* **Supplied material**:
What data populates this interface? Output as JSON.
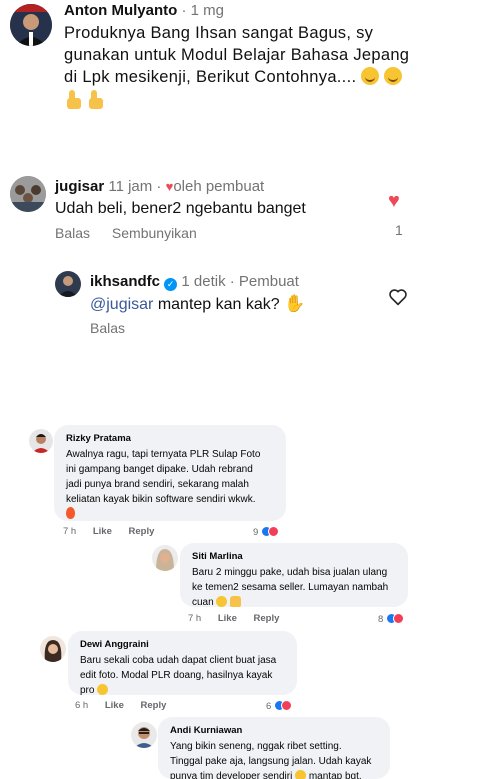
{
  "top_comment": {
    "author": "Anton Mulyanto",
    "time": " · 1 mg",
    "line1": "Produknya Bang Ihsan sangat Bagus, sy",
    "line2": "gunakan untuk Modul Belajar Bahasa Jepang",
    "line3": "di Lpk mesikenji, Berikut Contohnya.... "
  },
  "ig_comment": {
    "author": "jugisar",
    "time": " 11 jam · ",
    "liked_by": "oleh pembuat",
    "text": "Udah beli, bener2 ngebantu banget",
    "reply": "Balas",
    "hide": "Sembunyikan",
    "like_count": "1"
  },
  "ig_reply": {
    "author": "ikhsandfc",
    "time": " 1 detik · Pembuat",
    "mention": "@jugisar",
    "text": " mantep kan kak? ",
    "reply": "Balas"
  },
  "fb_comments": [
    {
      "author": "Rizky Pratama",
      "lines": [
        "Awalnya ragu, tapi ternyata PLR Sulap Foto",
        "ini gampang banget dipake. Udah rebrand",
        "jadi punya brand sendiri, sekarang malah",
        "keliatan kayak bikin software sendiri wkwk."
      ],
      "time": "7 h",
      "like": "Like",
      "reply": "Reply",
      "reactions": "9"
    },
    {
      "author": "Siti Marlina",
      "lines": [
        "Baru 2 minggu pake, udah bisa jualan ulang",
        "ke temen2 sesama seller. Lumayan nambah",
        "cuan "
      ],
      "time": "7 h",
      "like": "Like",
      "reply": "Reply",
      "reactions": "8"
    },
    {
      "author": "Dewi Anggraini",
      "lines": [
        "Baru sekali coba udah dapat client buat jasa",
        "edit foto. Modal PLR doang, hasilnya kayak",
        "pro "
      ],
      "time": "6 h",
      "like": "Like",
      "reply": "Reply",
      "reactions": "6"
    },
    {
      "author": "Andi Kurniawan",
      "lines": [
        "Yang bikin seneng, nggak ribet setting.",
        "Tinggal pake aja, langsung jalan. Udah kayak",
        "punya tim developer sendiri ",
        " mantap bgt."
      ]
    }
  ]
}
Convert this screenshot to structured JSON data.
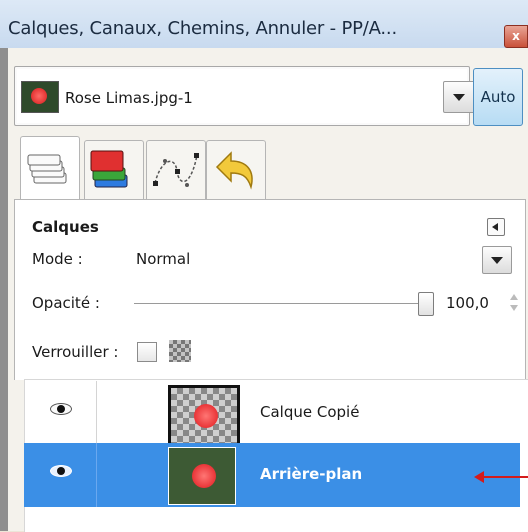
{
  "window": {
    "title": "Calques, Canaux, Chemins, Annuler - PP/A...",
    "close_label": "x"
  },
  "image_selector": {
    "name": "Rose Limas.jpg-1",
    "auto_label": "Auto"
  },
  "tabs": [
    {
      "name": "layers-tab",
      "icon": "layers-stack-icon"
    },
    {
      "name": "channels-tab",
      "icon": "channels-icon"
    },
    {
      "name": "paths-tab",
      "icon": "paths-icon"
    },
    {
      "name": "undo-history-tab",
      "icon": "undo-arrow-icon"
    }
  ],
  "layers_panel": {
    "title": "Calques",
    "mode_label": "Mode :",
    "mode_value": "Normal",
    "opacity_label": "Opacité :",
    "opacity_value": "100,0",
    "opacity_fraction": 1.0,
    "lock_label": "Verrouiller :"
  },
  "layers": [
    {
      "name": "Calque Copié",
      "visible": true,
      "selected": false
    },
    {
      "name": "Arrière-plan",
      "visible": true,
      "selected": true
    }
  ],
  "colors": {
    "selection": "#3b8fe6",
    "annotation_arrow": "#d41b1b",
    "auto_button": "#b7dcf4"
  }
}
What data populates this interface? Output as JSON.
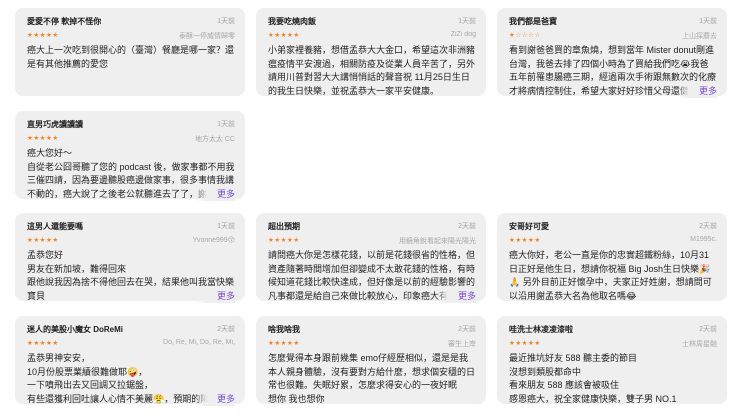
{
  "accent_color": "#7b4ae2",
  "star_color": "#f5821f",
  "reviews": [
    {
      "title": "愛愛不停 軟掉不怪你",
      "date": "1天前",
      "author": "泰酥一停威情歸零",
      "rating": 5,
      "body": "癌大上一次吃到很開心的（臺灣）餐廳是哪一家？還是有其他推薦的愛您",
      "more": ""
    },
    {
      "title": "我要吃燒肉飯",
      "date": "1天前",
      "author": "ZiZi dog",
      "rating": 5,
      "body": "小弟家裡養豬，想借孟恭大大金口，希望這次非洲豬瘟疫情平安渡過，相關防疫及從業人員辛苦了，另外請用川普對習大大講悄悄話的聲音祝 11月25日生日的我生日快樂，並祝孟恭大一家平安健康。",
      "more": ""
    },
    {
      "title": "我們都是爸寶",
      "date": "1天前",
      "author": "上山採蘑去",
      "rating": 1,
      "body": "看到謝爸爸買的章魚燒，想到當年 Mister donut剛進台灣，我爸去排了四個小時為了買給我們吃😭我爸五年前罹患腸癌三期，經過兩次手術跟無數次的化療才將病情控制住，希望大家好好珍惜父母還健康的時候",
      "more": "更多"
    },
    {
      "title": "直男巧虎讀讀讀",
      "date": "1天前",
      "author": "地方太太 CC",
      "rating": 5,
      "body": "癌大您好～\n自從老公囧哥聽了您的 podcast 後，做家事都不用我三催四請，因為要邊聽股癌邊做家事，很多事情我講不動的，癌大說了之後老公就聽進去了了，謝謝癌大",
      "more": "更多"
    },
    {
      "title": "這男人還能要嗎",
      "date": "1天前",
      "author": "Yvonne999😚",
      "rating": 5,
      "body": "孟恭您好\n男友在新加坡，難得回來\n跟他說我因為捨不得他回去在哭，結果他叫我當快樂寶貝",
      "more": "更多"
    },
    {
      "title": "超出預期",
      "date": "2天前",
      "author": "用鏡角銳看起來陽光陽光",
      "rating": 5,
      "body": "請問癌大你是怎樣花錢，以前是花錢很省的性格，但資產隨著時間增加但卻變成不太敢花錢的性格，有時候知道花錢比較快達成，但好像是以前的經驗影響的凡事都還是給自己來做比較放心，印象癌大有經驗過，",
      "more": "更多"
    },
    {
      "title": "安哥好可愛",
      "date": "2天前",
      "author": "M1995c.",
      "rating": 5,
      "body": "癌大你好，老公一直是你的忠實超鐵粉絲，10月31日正好是他生日，想請你祝福 Big Josh生日快樂🎉🙏 另外目前正好懷孕中，夫家正好姓謝，想請問可以沿用謝孟恭大名為他取名嗎😂",
      "more": ""
    },
    {
      "title": "迷人的美股小魔女 DoReMi",
      "date": "2天前",
      "author": "Do, Re, Mi, Do, Re, Mi,",
      "rating": 5,
      "body": "孟恭男神安安，\n10月份股票業績很難做耶🤪，\n一下噴飛出去又回調又拉鋸盤，\n有些還獲利回吐讓人心情不美麗😤，預期的降息",
      "more": "更多"
    },
    {
      "title": "啥我啥我",
      "date": "2天前",
      "author": "審生上岸",
      "rating": 5,
      "body": "怎麼覺得本身跟前幾集 emo仔經歷相似，還是是我本人親身體驗，沒有要對方給什麼，想求個安穩的日常也很難。失眠好累，怎麼求得安心的一夜好眠\n想你 我也想你",
      "more": ""
    },
    {
      "title": "哇洗士林凌凌漆啦",
      "date": "2天前",
      "author": "士林周星馳",
      "rating": 5,
      "body": "最近推坑好友 588 聽主委的節目\n沒想到類股都命中\n看來朋友 588 應該會被吸住\n感恩癌大，祝全家健康快樂，雙子男 NO.1",
      "more": ""
    }
  ]
}
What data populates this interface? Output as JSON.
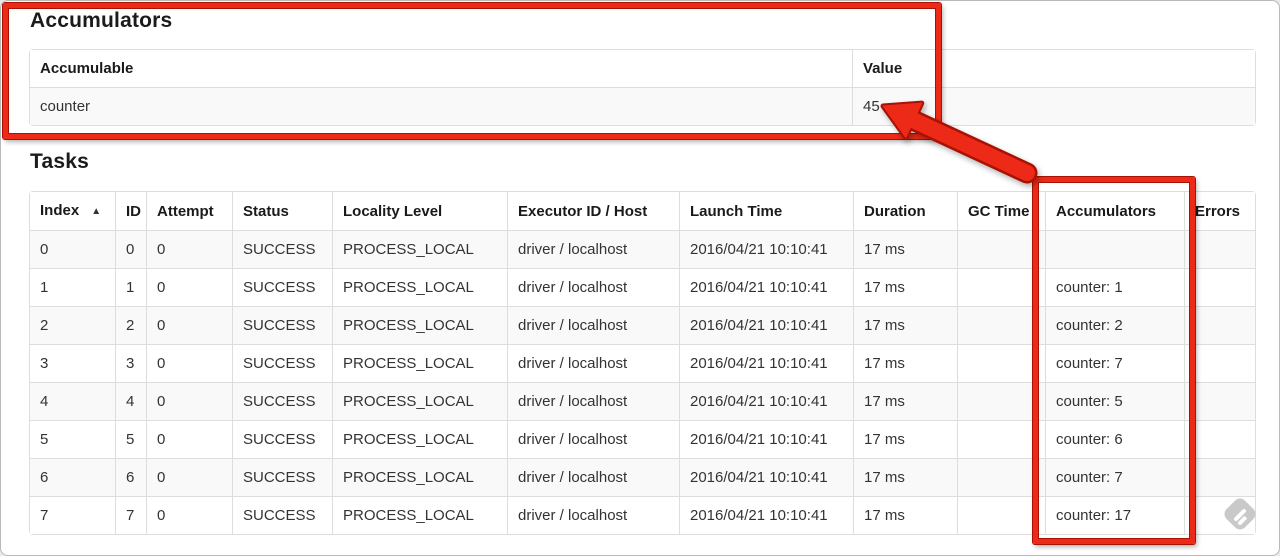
{
  "accumulators_section": {
    "title": "Accumulators"
  },
  "tasks_section": {
    "title": "Tasks"
  },
  "tables": {
    "accumulators": {
      "headers": [
        "Accumulable",
        "Value"
      ],
      "rows": [
        [
          "counter",
          "45"
        ]
      ]
    },
    "tasks": {
      "headers": [
        "Index",
        "ID",
        "Attempt",
        "Status",
        "Locality Level",
        "Executor ID / Host",
        "Launch Time",
        "Duration",
        "GC Time",
        "Accumulators",
        "Errors"
      ],
      "sort": {
        "column": 0,
        "glyph": "▲",
        "direction": "ascending"
      },
      "rows": [
        [
          "0",
          "0",
          "0",
          "SUCCESS",
          "PROCESS_LOCAL",
          "driver / localhost",
          "2016/04/21 10:10:41",
          "17 ms",
          "",
          "",
          ""
        ],
        [
          "1",
          "1",
          "0",
          "SUCCESS",
          "PROCESS_LOCAL",
          "driver / localhost",
          "2016/04/21 10:10:41",
          "17 ms",
          "",
          "counter: 1",
          ""
        ],
        [
          "2",
          "2",
          "0",
          "SUCCESS",
          "PROCESS_LOCAL",
          "driver / localhost",
          "2016/04/21 10:10:41",
          "17 ms",
          "",
          "counter: 2",
          ""
        ],
        [
          "3",
          "3",
          "0",
          "SUCCESS",
          "PROCESS_LOCAL",
          "driver / localhost",
          "2016/04/21 10:10:41",
          "17 ms",
          "",
          "counter: 7",
          ""
        ],
        [
          "4",
          "4",
          "0",
          "SUCCESS",
          "PROCESS_LOCAL",
          "driver / localhost",
          "2016/04/21 10:10:41",
          "17 ms",
          "",
          "counter: 5",
          ""
        ],
        [
          "5",
          "5",
          "0",
          "SUCCESS",
          "PROCESS_LOCAL",
          "driver / localhost",
          "2016/04/21 10:10:41",
          "17 ms",
          "",
          "counter: 6",
          ""
        ],
        [
          "6",
          "6",
          "0",
          "SUCCESS",
          "PROCESS_LOCAL",
          "driver / localhost",
          "2016/04/21 10:10:41",
          "17 ms",
          "",
          "counter: 7",
          ""
        ],
        [
          "7",
          "7",
          "0",
          "SUCCESS",
          "PROCESS_LOCAL",
          "driver / localhost",
          "2016/04/21 10:10:41",
          "17 ms",
          "",
          "counter: 17",
          ""
        ]
      ]
    }
  },
  "colors": {
    "annotation_red": "#ed2a18",
    "annotation_red_dark": "#a81103",
    "row_stripe": "#f9f9f9",
    "table_border": "#dddddd",
    "watermark_gray": "#c9c9c9"
  }
}
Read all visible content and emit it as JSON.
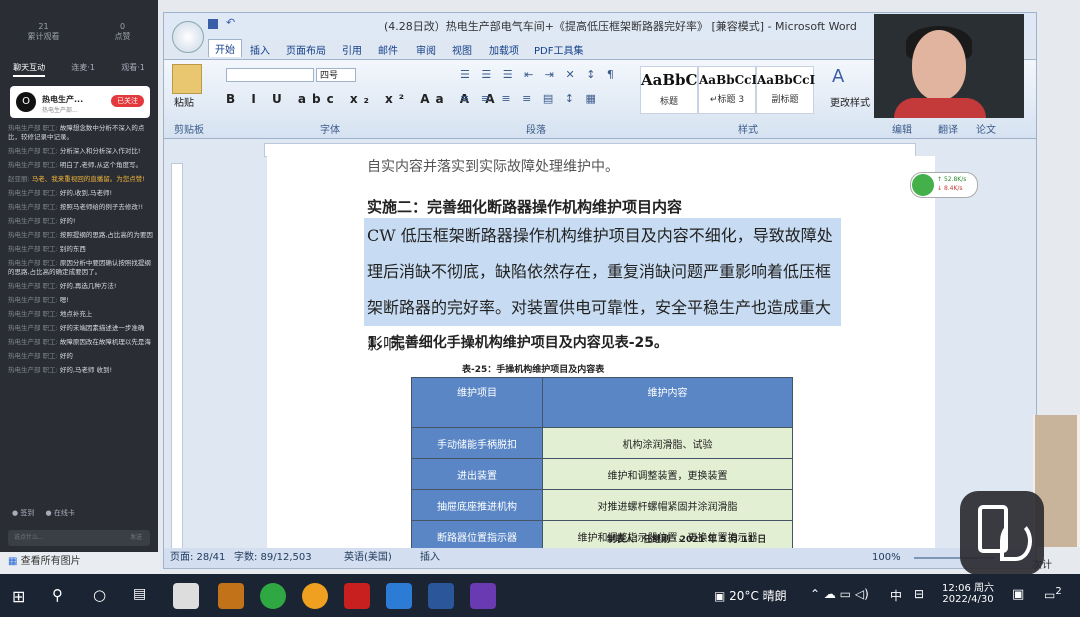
{
  "chat": {
    "stats": [
      {
        "value": "21",
        "label": "累计观看"
      },
      {
        "value": "0",
        "label": "点赞"
      }
    ],
    "tabs": [
      "聊天互动",
      "连麦·1",
      "观看·1"
    ],
    "channel_name": "热电生产...",
    "channel_sub": "热电生产部...",
    "follow_label": "已关注",
    "messages": [
      {
        "user": "热电生产部 职工:",
        "text": "故障想念数中分析不深入的点比，较修记录中记录。"
      },
      {
        "user": "热电生产部 职工:",
        "text": "分析深入和分析深入作对比!"
      },
      {
        "user": "热电生产部 职工:",
        "text": "明白了,老师,从这个角度写。"
      },
      {
        "user": "赵亚丽:",
        "text": "马老、我来重视回的直播留。为您点赞!",
        "hl": true
      },
      {
        "user": "热电生产部 职工:",
        "text": "好的,收到,马老师!"
      },
      {
        "user": "热电生产部 职工:",
        "text": "按照马老师给的例子去修改!!"
      },
      {
        "user": "热电生产部 职工:",
        "text": "好的!"
      },
      {
        "user": "热电生产部 职工:",
        "text": "按照提纲的思路,占比高的为要因"
      },
      {
        "user": "热电生产部 职工:",
        "text": "别的东西"
      },
      {
        "user": "热电生产部 职工:",
        "text": "原因分析中要因确认按照找提纲的思路,占比高的确定成要因了。"
      },
      {
        "user": "热电生产部 职工:",
        "text": "好的,再选几种方法!"
      },
      {
        "user": "热电生产部 职工:",
        "text": "嗯!"
      },
      {
        "user": "热电生产部 职工:",
        "text": "地点补充上"
      },
      {
        "user": "热电生产部 职工:",
        "text": "好的末端因素描述进一步准确"
      },
      {
        "user": "热电生产部 职工:",
        "text": "故障原因改在故障机理以先是海"
      },
      {
        "user": "热电生产部 职工:",
        "text": "好的"
      },
      {
        "user": "热电生产部 职工:",
        "text": "好的,马老师 收到!"
      }
    ],
    "bottom_left": "签到",
    "bottom_right": "在线卡",
    "input_placeholder": "说点什么...",
    "send_label": "发送"
  },
  "photo_bar": {
    "label": "查看所有图片"
  },
  "word": {
    "title": "(4.28日改）热电生产部电气车间+《提高低压框架断路器完好率》 [兼容模式] - Microsoft Word",
    "tabs": [
      "开始",
      "插入",
      "页面布局",
      "引用",
      "邮件",
      "审阅",
      "视图",
      "加载项",
      "PDF工具集"
    ],
    "font_size": "四号",
    "ribbon_groups": [
      "剪贴板",
      "字体",
      "段落",
      "样式",
      "编辑",
      "翻译",
      "论文"
    ],
    "paste_label": "粘贴",
    "styles": [
      {
        "sample": "AaBbC",
        "label": "标题"
      },
      {
        "sample": "AaBbCcD",
        "label": "↵标题 3"
      },
      {
        "sample": "AaBbCcI",
        "label": "副标题"
      }
    ],
    "change_style": "更改样式",
    "page": {
      "cut_line": "自实内容并落实到实际故障处理维护中。",
      "heading": "实施二：完善细化断路器操作机构维护项目内容",
      "paragraph": "CW 低压框架断路器操作机构维护项目及内容不细化，导致故障处理后消缺不彻底，缺陷依然存在，重复消缺问题严重影响着低压框架断路器的完好率。对装置供电可靠性，安全平稳生产也造成重大影响。",
      "subheading": "1、完善细化手操机构维护项目及内容见表-25。",
      "caption": "表-25：手操机构维护项目及内容表",
      "table": {
        "headers": [
          "维护项目",
          "维护内容"
        ],
        "rows": [
          [
            "手动储能手柄脱扣",
            "机构涂润滑脂、试验"
          ],
          [
            "进出装置",
            "维护和调整装置，更换装置"
          ],
          [
            "抽屉底座推进机构",
            "对推进螺杆螺帽紧固并涂润滑脂"
          ],
          [
            "断路器位置指示器",
            "维护和调整指示器位置，更换位置指示器"
          ]
        ]
      },
      "signature": "制表人：任继刚 · 2021 年 5 月 11 日"
    },
    "status": {
      "page": "页面: 28/41",
      "words": "字数: 89/12,503",
      "lang": "英语(美国)",
      "insert": "插入",
      "zoom": "100%"
    }
  },
  "network": {
    "up": "52.8K/s",
    "down": "8.4K/s",
    "percent": "80%"
  },
  "taskbar": {
    "weather": "20°C 晴朗",
    "ime": "中",
    "time": "12:06 周六",
    "date": "2022/4/30",
    "notif": "2",
    "side_text": "次计"
  }
}
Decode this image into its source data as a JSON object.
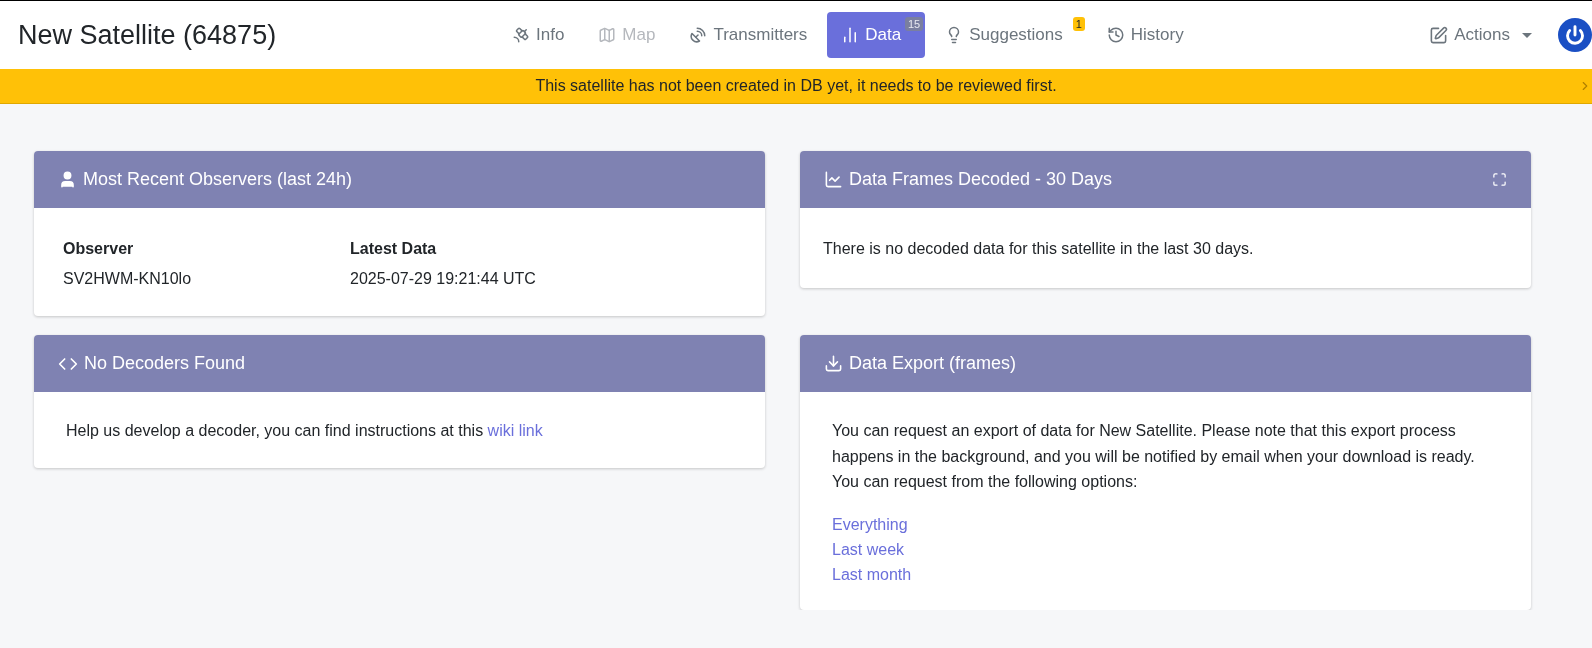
{
  "title": "New Satellite (64875)",
  "tabs": [
    {
      "label": "Info",
      "selected": false,
      "disabled": false
    },
    {
      "label": "Map",
      "selected": false,
      "disabled": true
    },
    {
      "label": "Transmitters",
      "selected": false,
      "disabled": false
    },
    {
      "label": "Data",
      "selected": true,
      "disabled": false,
      "badge": {
        "text": "15",
        "kind": "count"
      }
    },
    {
      "label": "Suggestions",
      "selected": false,
      "disabled": false,
      "badge": {
        "text": "1",
        "kind": "warning"
      }
    },
    {
      "label": "History",
      "selected": false,
      "disabled": false
    }
  ],
  "actions": {
    "label": "Actions"
  },
  "banner": {
    "text": "This satellite has not been created in DB yet, it needs to be reviewed first."
  },
  "observers_card": {
    "title": "Most Recent Observers (last 24h)",
    "columns": [
      "Observer",
      "Latest Data"
    ],
    "rows": [
      [
        "SV2HWM-KN10lo",
        "2025-07-29 19:21:44 UTC"
      ]
    ]
  },
  "decoders_card": {
    "title": "No Decoders Found",
    "text": "Help us develop a decoder, you can find instructions at this",
    "link": "wiki link"
  },
  "frames_card": {
    "title": "Data Frames Decoded - 30 Days",
    "text": "There is no decoded data for this satellite in the last 30 days."
  },
  "export_card": {
    "title": "Data Export (frames)",
    "text": "You can request an export of data for New Satellite. Please note that this export process happens in the background, and you will be notified by email when your download is ready. You can request from the following options:",
    "links": [
      "Everything",
      "Last week",
      "Last month"
    ]
  }
}
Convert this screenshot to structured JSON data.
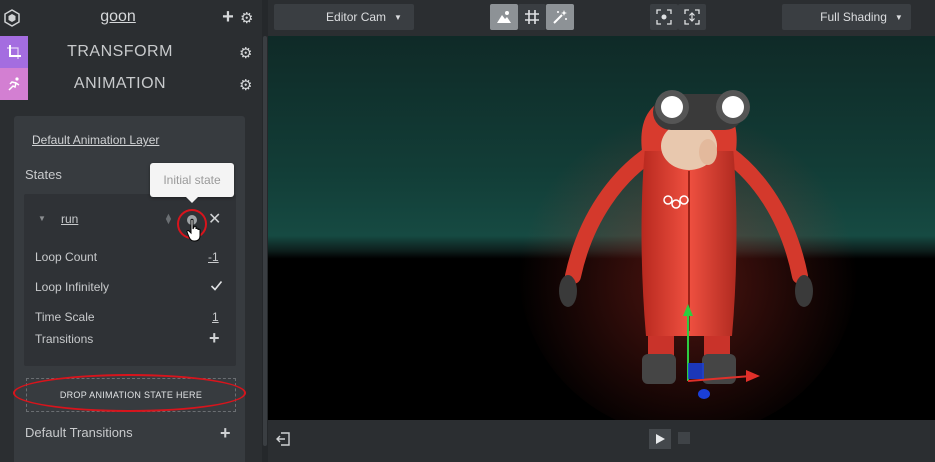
{
  "entity": {
    "name": "goon"
  },
  "components": [
    {
      "title": "TRANSFORM",
      "badge_color": "#a46de0",
      "icon": "transform-icon"
    },
    {
      "title": "ANIMATION",
      "badge_color": "#d37fd2",
      "icon": "animation-run-icon"
    }
  ],
  "animation": {
    "layer_name": "Default Animation Layer",
    "states_label": "States",
    "state": {
      "name": "run",
      "loop_count_label": "Loop Count",
      "loop_count_value": "-1",
      "loop_infinitely_label": "Loop Infinitely",
      "loop_infinitely_checked": true,
      "time_scale_label": "Time Scale",
      "time_scale_value": "1",
      "transitions_label": "Transitions"
    },
    "drop_zone_label": "DROP ANIMATION STATE HERE",
    "default_transitions_label": "Default Transitions",
    "tooltip": "Initial state"
  },
  "toolbar": {
    "camera_select": "Editor Cam",
    "shading_select": "Full Shading",
    "tools": [
      "terrain-icon",
      "grid-icon",
      "magic-wand-icon"
    ],
    "view_buttons": [
      "frame-selection-icon",
      "frame-all-icon"
    ]
  },
  "colors": {
    "highlight": "#d8141c",
    "character": "#e8473a",
    "tooltip_bg": "#f4f4f4"
  }
}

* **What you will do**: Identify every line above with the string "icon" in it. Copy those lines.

* **Task output**:
      "icon": "layers-stack-icon"
      "icon": "channels-icon"
      "icon": "paths-icon"
      "icon": "undo-arrow-icon"
      "icon": "transform-icon"
      "icon": "animation-run-icon"
      "terrain-icon",
      "grid-icon",
      "magic-wand-icon"
      "frame-selection-icon",
      "frame-all-icon"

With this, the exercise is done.